College Choices: Celebrating the Roads Less Traveled


Cartoon by Emily Chin

The age-old question of “what are you going to do after high school” is starting to take on more weight as tuition prices skyrocket and admission rates to top schools plummet.

With the price of a public college education having risen by 33 percent in the past decade, as revealed by the National Center for Education Statistics, students are starting to take unconventional postsecondary educational routes into consideration. Trade schools, community college and gap years are becoming less of a taboo and often present themselves as appealing options due to their affordability and the personalized experiences they offer.

Private and public colleges are only getting more and more expensive as the years go by, but community colleges continue to be an affordable education pathway. Two years of community college costs $3,440 on average compared to four-year state schools, which cost an average of $9,410 or private universities which have an average cost of $32,410 as stated by the College Board public community.

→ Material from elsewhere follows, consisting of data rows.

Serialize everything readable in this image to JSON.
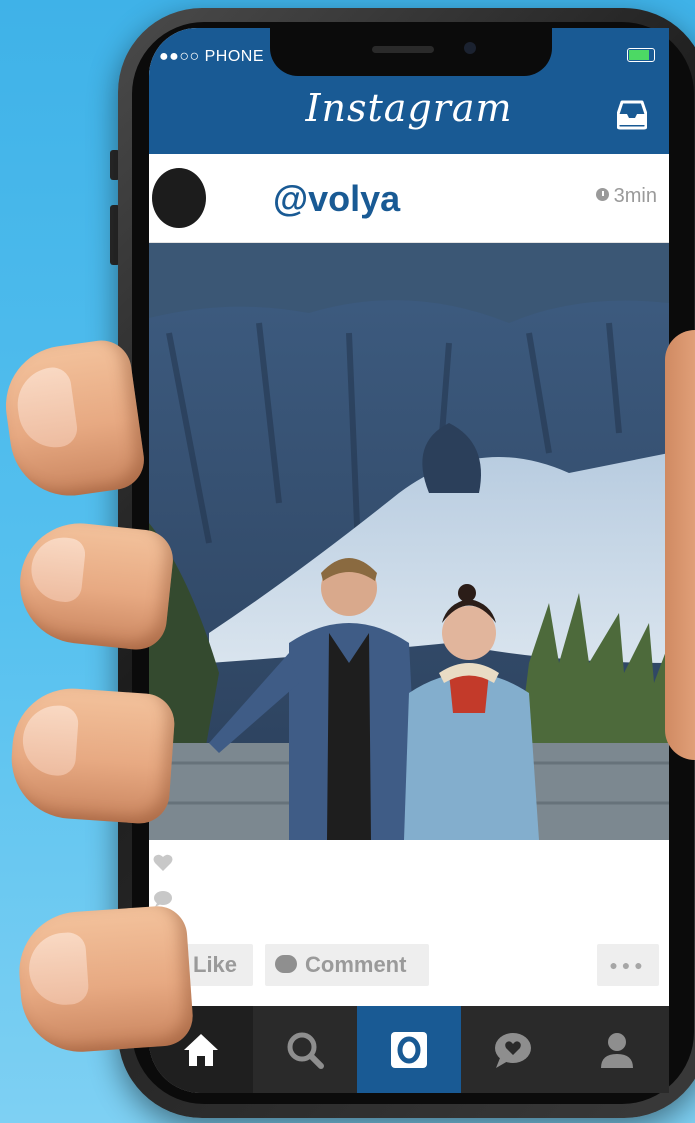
{
  "status": {
    "carrier": "●●○○ PHONE"
  },
  "header": {
    "title": "Instagram",
    "inbox_icon": "inbox-tray-icon"
  },
  "post": {
    "username": "@volya",
    "time": "3min",
    "likes_icon": "heart-icon",
    "comments_icon": "comment-bubble-icon"
  },
  "actions": {
    "like_label": "Like",
    "comment_label": "Comment",
    "more_label": "●●●"
  },
  "nav": {
    "items": [
      {
        "icon": "home-icon"
      },
      {
        "icon": "search-icon"
      },
      {
        "icon": "camera-icon"
      },
      {
        "icon": "activity-bubble-icon"
      },
      {
        "icon": "profile-icon"
      }
    ]
  },
  "colors": {
    "brand": "#195a94",
    "background": "#4bb9ec",
    "nav": "#2a2a2a"
  }
}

“College debt” has become a buzzword in most media outlets, with more and more young Americans crippled by the cost of a diploma they may have received a decade ago. According to the College Board, college graduates have an average debt of  $30,100, turning more affordable options into possible solutions to this growing issue.

Another path that is available to all students is to help Uncle Sam and join the military. According to Military Advantage, the military offers specialty training such as cash bonuses, family health and dental care, tax-free housing and other substantial discounts.

While community college and the military are not for everyone, they offer quality educational experiences at a fraction of the cost of public and private institutions.

In 2015, the Gap Year Association showed that a growing number of students are embarking on gap years, in which they take a year between high school and college to grow personally, travel or prepare for a future career. Once in a lifetime experiences such as traveling to distant countries, getting an internship or volunteering are a few ways that students choose to spend their year.

Taking a gap year after high school not only encourages students to explore their interests, but grants time for students to grow and mature as they enter into adulthood. In addition, students are given the opportunity to reflect on their personal career goals.

Data from the National Alumni Survey 2015 Report revealed that 98 percent of the students who took a gap year reflected upon it as helping them develop and allowed time for personal reflections.

In a Gallup study from 2016, it was shown that less than a third of of 100 million full-time employees in the US are engaged at work and are “involved in, enthusiastic about and committed to their work and workplace.”

By exploring alternative options such as joining the military, taking classes at a local community college or even starting a business, these personalized educational experiences can lead to career choices that allow one’s passions to flourish.